Borderline Personality Disorder
"The defining criteria of Borderline Personality Disorder (BPD) is: a pervasive pattern of instability of interpersonal relationships, self-image, and affects, and marked impulsivity that begins by early adulthood and is present in a variety of contexts, "as indicated by five (or more) of the following:
- frantic efforts to avoid real or imagined abandonment
- a pattern of unstable and intense interpersonal
relationships characterized by
- alternating between extremes of idealization and devaluation
- identity disturbance: markedly and persistently unstable
self-image or sense of self; or sense of long-term goals;
or career choices, types of friends desired or values
- impulsivity in at least two areas that are potentially
self-damaging: for example; spending, sex, substance abuse,
and binge eating.
- recurrent suicidal behavior, gestures, or threats, or
self-mutilating behavior affective instability: marked
shifts from baseline mood to depression, irritability, or
anxiety, usually lasting a few hours and only
rarely more than a few days
- chronic feelings of emptiness
- inappropriate, intense anger or difficulty controlling
anger; frequent displays of temper
- transient, stress-related paranoid ideation or severe

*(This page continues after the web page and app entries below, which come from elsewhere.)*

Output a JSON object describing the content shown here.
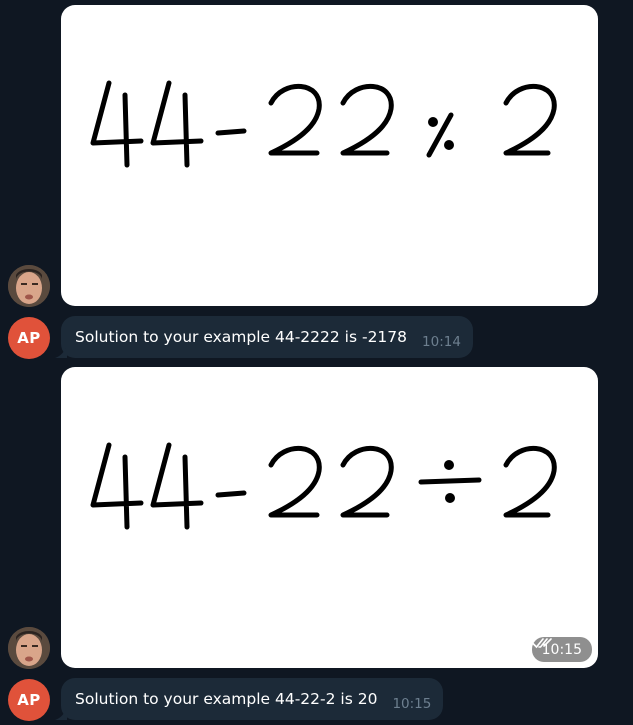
{
  "messages": [
    {
      "type": "image",
      "sender": "user",
      "handwriting": "44-22٪2",
      "avatar_icon": "user-photo-avatar"
    },
    {
      "type": "text",
      "sender": "AP",
      "text": "Solution to your example 44-2222 is -2178",
      "time": "10:14"
    },
    {
      "type": "image",
      "sender": "user",
      "handwriting": "44-22÷2",
      "time": "10:15",
      "status_icon": "double-check-icon",
      "avatar_icon": "user-photo-avatar"
    },
    {
      "type": "text",
      "sender": "AP",
      "text": "Solution to your example 44-22-2 is 20",
      "time": "10:15"
    }
  ],
  "bot": {
    "initials": "AP",
    "color": "#e0523a"
  },
  "colors": {
    "background": "#0f1722",
    "bubble": "#1c2a38",
    "timestamp": "#6d7f8f"
  }
}
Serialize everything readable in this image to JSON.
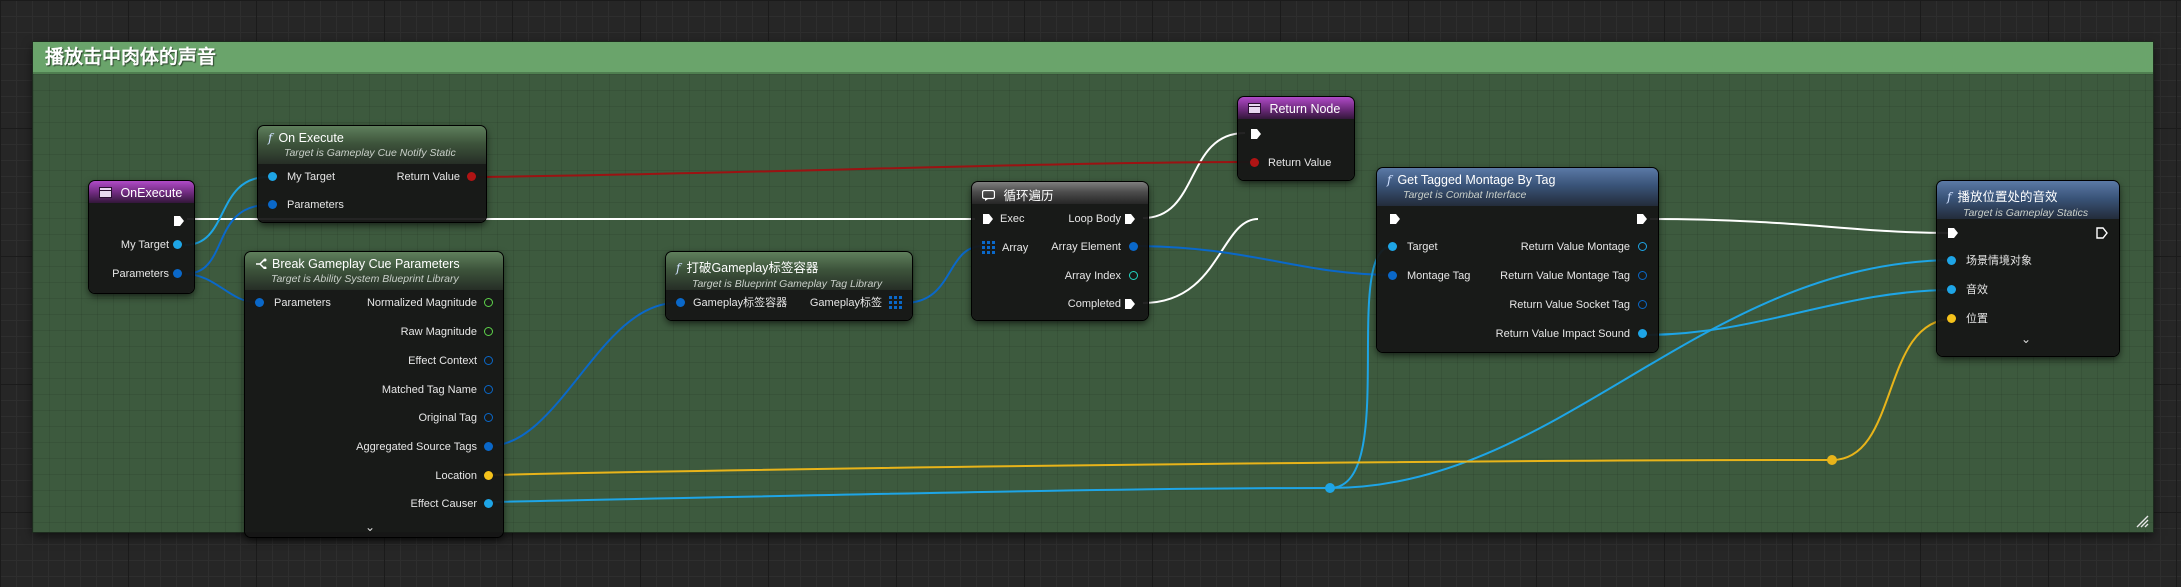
{
  "comment": {
    "title": "播放击中肉体的声音"
  },
  "colors": {
    "exec": "#ffffff",
    "struct": "#0a68c9",
    "object": "#1ea5e6",
    "vector": "#f5c21b",
    "float_green": "#5ed24a",
    "int_teal": "#22d6c2",
    "return_red": "#b01414",
    "comment_bg": "#3d5a3e",
    "comment_header": "#6aa46b"
  },
  "nodes": {
    "on_execute_event": {
      "title": "OnExecute",
      "pins": {
        "my_target": "My Target",
        "parameters": "Parameters"
      }
    },
    "on_execute": {
      "title": "On Execute",
      "subtitle": "Target is Gameplay Cue Notify Static",
      "pins": {
        "my_target": "My Target",
        "return_value": "Return Value",
        "parameters": "Parameters"
      }
    },
    "break_params": {
      "title": "Break Gameplay Cue Parameters",
      "subtitle": "Target is Ability System Blueprint Library",
      "pins": {
        "parameters": "Parameters",
        "normalized_magnitude": "Normalized Magnitude",
        "raw_magnitude": "Raw Magnitude",
        "effect_context": "Effect Context",
        "matched_tag_name": "Matched Tag Name",
        "original_tag": "Original Tag",
        "aggregated_source_tags": "Aggregated Source Tags",
        "location": "Location",
        "effect_causer": "Effect Causer"
      }
    },
    "break_container": {
      "title": "打破Gameplay标签容器",
      "subtitle": "Target is Blueprint Gameplay Tag Library",
      "pins": {
        "input": "Gameplay标签容器",
        "output": "Gameplay标签"
      }
    },
    "for_each": {
      "title": "循环遍历",
      "pins": {
        "exec": "Exec",
        "array": "Array",
        "loop_body": "Loop Body",
        "array_element": "Array Element",
        "array_index": "Array Index",
        "completed": "Completed"
      }
    },
    "return_node": {
      "title": "Return Node",
      "pins": {
        "return_value": "Return Value"
      }
    },
    "get_montage": {
      "title": "Get Tagged Montage By Tag",
      "subtitle": "Target is Combat Interface",
      "pins": {
        "target": "Target",
        "montage_tag": "Montage Tag",
        "rv_montage": "Return Value Montage",
        "rv_montage_tag": "Return Value Montage Tag",
        "rv_socket_tag": "Return Value Socket Tag",
        "rv_impact_sound": "Return Value Impact Sound"
      }
    },
    "play_sound": {
      "title": "播放位置处的音效",
      "subtitle": "Target is Gameplay Statics",
      "pins": {
        "world_context": "场景情境对象",
        "sound": "音效",
        "location": "位置"
      }
    }
  }
}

It should be noted that many of the traits associated as being BPD traits are commonly found in the general population as well. The line is drawn between the average and the Borderline Personality Disorder person by the number of characteristics listed above that effect them along with the severity or intensity of that affect.

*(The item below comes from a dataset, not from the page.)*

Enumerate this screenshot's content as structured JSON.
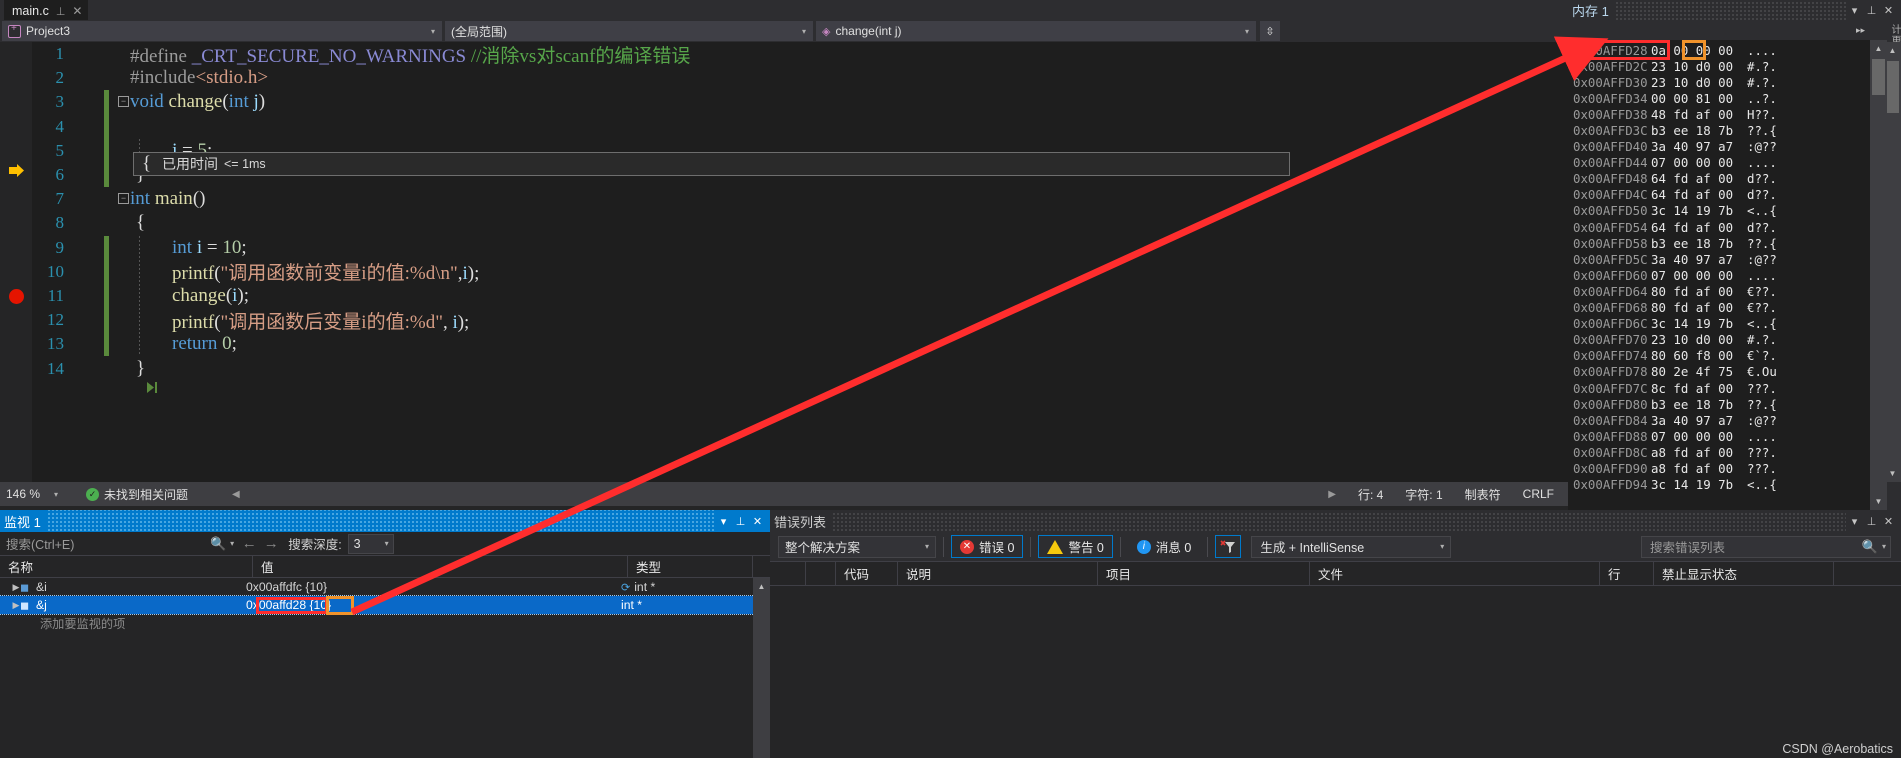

In Borderline Personality Disorder, like DID (MPD), there is a likelihood of a trauma history: "Physical and sexual abuse, neglect, hostile conflict, and early parental loss or separation are more common in the childhood histories of those with Borderline Personality Disorder."
Borderline Personality Disorder Expounded Upon
Borderline Personality Disorder is a very extensive and pervasive disorder in the lives of those who have it and the lives of those who care and or love them and in the lives of those who treat them.
I do feel, however, as a healing borderline, that borderline individuals are often looked at in as black and white a way by significant others and clinicians as is true of the view of the borderline toward them. Living with the pain and the cognitive distortions of borderline personality disorder, (BPD) does not have to be a life sentence. I have found through my own experience that growth, change and healing are very possible. They come with a high price though. One must be dedicated to this process in order to successfully journey through it. It is not a short or simple process but it is one that is frought with much pain. I have often wondered and tried, though not too successfully, really, to compare what has been the most painful aspects of BPD for me:
2-Living with it, or
3)Healing from it.
It is somewhat of a toss up really in that there is pain involved with all three aspects of experience.
I do firmly believe though that no matter how much pain one has to work through, endure and learn how to hold in healing, living with BPD, is by far much more painful when there is not active work and treatment to change, grow, heal and manage one's symptoms.
BPD, no doubt needs to be better defined than it currently is. I also am very concerned that many clinicians do not think it is necessary or that it would be beneficial to tell their clients or patients that they, in fact, have been diagnosed with BPD. I know in my case, finding out the diagnosis was the beginning of a long process of slow learning about just what it meant and involved. It was this educational process, both on my own, and in therapy, that helped to me to, piece by piece, come to terms with what BPD is, what it means to me and for me in my life, its legacy in my life, and what was required in order for me to change my life.
I have experienced borderline personality disorder to be a nightmare riddled with pain and angst. For 35 years it controlled my life. In the last 11 years I have been taking that control back and reclaiming myself, the self that was lost to and through so much as a child. I have gradually been able to take the walls down and to among other things, learn that boundaries, while essential, do not have to be brick walls. I have also learned that I do not have to control or manipulate those around me, or the environment around me in order to feel and be safe. I have learned that I am indeed an adult and not a child. I have brought my emotional maturation process along which has enabled me to learn the many key concepts that are neccessary to take one's life back from this very profound, pervasive and prolific personality disorder.
Borderline Personality Disorder does not have to be a life sentence!
© Ms. A.J. Mahari - February 24, 1999
Primary Etiology of BPD Variety of Factors Examined